▸ **EXERCISE OBJECTIVE**
Repeat the whole of the data, keeping every detail the same.
(EXERCISE INPUTS Opens)
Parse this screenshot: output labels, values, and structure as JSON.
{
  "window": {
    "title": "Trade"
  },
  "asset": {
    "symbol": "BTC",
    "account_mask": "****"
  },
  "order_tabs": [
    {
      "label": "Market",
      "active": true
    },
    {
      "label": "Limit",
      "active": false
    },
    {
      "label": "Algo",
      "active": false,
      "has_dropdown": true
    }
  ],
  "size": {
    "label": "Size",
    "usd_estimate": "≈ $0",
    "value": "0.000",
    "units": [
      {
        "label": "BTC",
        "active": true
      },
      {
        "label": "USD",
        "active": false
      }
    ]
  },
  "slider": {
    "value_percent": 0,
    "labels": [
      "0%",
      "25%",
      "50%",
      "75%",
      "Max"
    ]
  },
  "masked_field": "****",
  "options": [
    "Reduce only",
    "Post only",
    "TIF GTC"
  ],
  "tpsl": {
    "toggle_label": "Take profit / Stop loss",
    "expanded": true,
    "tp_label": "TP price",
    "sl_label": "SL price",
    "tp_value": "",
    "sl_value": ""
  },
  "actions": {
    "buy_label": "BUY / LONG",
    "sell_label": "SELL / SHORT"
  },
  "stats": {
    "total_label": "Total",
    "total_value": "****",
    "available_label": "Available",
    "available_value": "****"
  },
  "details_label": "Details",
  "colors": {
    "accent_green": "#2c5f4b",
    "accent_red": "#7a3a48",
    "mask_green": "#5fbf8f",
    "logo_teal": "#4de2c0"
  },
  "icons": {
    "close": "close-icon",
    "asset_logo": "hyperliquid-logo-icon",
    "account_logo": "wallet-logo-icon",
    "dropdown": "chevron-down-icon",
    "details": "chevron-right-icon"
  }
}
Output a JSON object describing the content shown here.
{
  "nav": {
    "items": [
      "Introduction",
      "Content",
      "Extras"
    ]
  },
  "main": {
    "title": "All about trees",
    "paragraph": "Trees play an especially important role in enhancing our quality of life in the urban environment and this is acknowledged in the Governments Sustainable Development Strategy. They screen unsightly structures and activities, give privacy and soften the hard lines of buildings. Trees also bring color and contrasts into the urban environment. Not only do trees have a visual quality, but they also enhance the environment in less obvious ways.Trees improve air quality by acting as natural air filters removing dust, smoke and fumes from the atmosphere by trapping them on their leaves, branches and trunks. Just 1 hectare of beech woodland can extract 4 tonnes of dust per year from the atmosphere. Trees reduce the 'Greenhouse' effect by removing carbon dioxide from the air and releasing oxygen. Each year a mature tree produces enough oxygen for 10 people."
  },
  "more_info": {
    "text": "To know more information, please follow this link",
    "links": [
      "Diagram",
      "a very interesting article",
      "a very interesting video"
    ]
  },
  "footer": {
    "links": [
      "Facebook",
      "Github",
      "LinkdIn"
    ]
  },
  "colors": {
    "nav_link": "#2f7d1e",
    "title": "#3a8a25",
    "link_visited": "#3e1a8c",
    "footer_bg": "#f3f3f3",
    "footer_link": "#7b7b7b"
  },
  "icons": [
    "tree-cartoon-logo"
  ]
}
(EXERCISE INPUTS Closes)
▸ **RESULT OF THIS TASK**
Parse this screenshot: output labels, values, and structure as JSON.
{
  "window": {
    "title": "Trade"
  },
  "asset": {
    "symbol": "BTC",
    "account_mask": "****"
  },
  "order_tabs": [
    {
      "label": "Market",
      "active": true
    },
    {
      "label": "Limit",
      "active": false
    },
    {
      "label": "Algo",
      "active": false,
      "has_dropdown": true
    }
  ],
  "size": {
    "label": "Size",
    "usd_estimate": "≈ $0",
    "value": "0.000",
    "units": [
      {
        "label": "BTC",
        "active": true
      },
      {
        "label": "USD",
        "active": false
      }
    ]
  },
  "slider": {
    "value_percent": 0,
    "labels": [
      "0%",
      "25%",
      "50%",
      "75%",
      "Max"
    ]
  },
  "masked_field": "****",
  "options": [
    "Reduce only",
    "Post only",
    "TIF GTC"
  ],
  "tpsl": {
    "toggle_label": "Take profit / Stop loss",
    "expanded": true,
    "tp_label": "TP price",
    "sl_label": "SL price",
    "tp_value": "",
    "sl_value": ""
  },
  "actions": {
    "buy_label": "BUY / LONG",
    "sell_label": "SELL / SHORT"
  },
  "stats": {
    "total_label": "Total",
    "total_value": "****",
    "available_label": "Available",
    "available_value": "****"
  },
  "details_label": "Details",
  "colors": {
    "accent_green": "#2c5f4b",
    "accent_red": "#7a3a48",
    "mask_green": "#5fbf8f",
    "logo_teal": "#4de2c0"
  },
  "icons": {
    "close": "close-icon",
    "asset_logo": "hyperliquid-logo-icon",
    "account_logo": "wallet-logo-icon",
    "dropdown": "chevron-down-icon",
    "details": "chevron-right-icon"
  }
}
Output a JSON object describing the content shown here.
{
  "nav": {
    "items": [
      "Introduction",
      "Content",
      "Extras"
    ]
  },
  "main": {
    "title": "All about trees",
    "paragraph": "Trees play an especially important role in enhancing our quality of life in the urban environment and this is acknowledged in the Governments Sustainable Development Strategy. They screen unsightly structures and activities, give privacy and soften the hard lines of buildings. Trees also bring color and contrasts into the urban environment. Not only do trees have a visual quality, but they also enhance the environment in less obvious ways.Trees improve air quality by acting as natural air filters removing dust, smoke and fumes from the atmosphere by trapping them on their leaves, branches and trunks. Just 1 hectare of beech woodland can extract 4 tonnes of dust per year from the atmosphere. Trees reduce the 'Greenhouse' effect by removing carbon dioxide from the air and releasing oxygen. Each year a mature tree produces enough oxygen for 10 people."
  },
  "more_info": {
    "text": "To know more information, please follow this link",
    "links": [
      "Diagram",
      "a very interesting article",
      "a very interesting video"
    ]
  },
  "footer": {
    "links": [
      "Facebook",
      "Github",
      "LinkdIn"
    ]
  },
  "colors": {
    "nav_link": "#2f7d1e",
    "title": "#3a8a25",
    "link_visited": "#3e1a8c",
    "footer_bg": "#f3f3f3",
    "footer_link": "#7b7b7b"
  },
  "icons": [
    "tree-cartoon-logo"
  ]
}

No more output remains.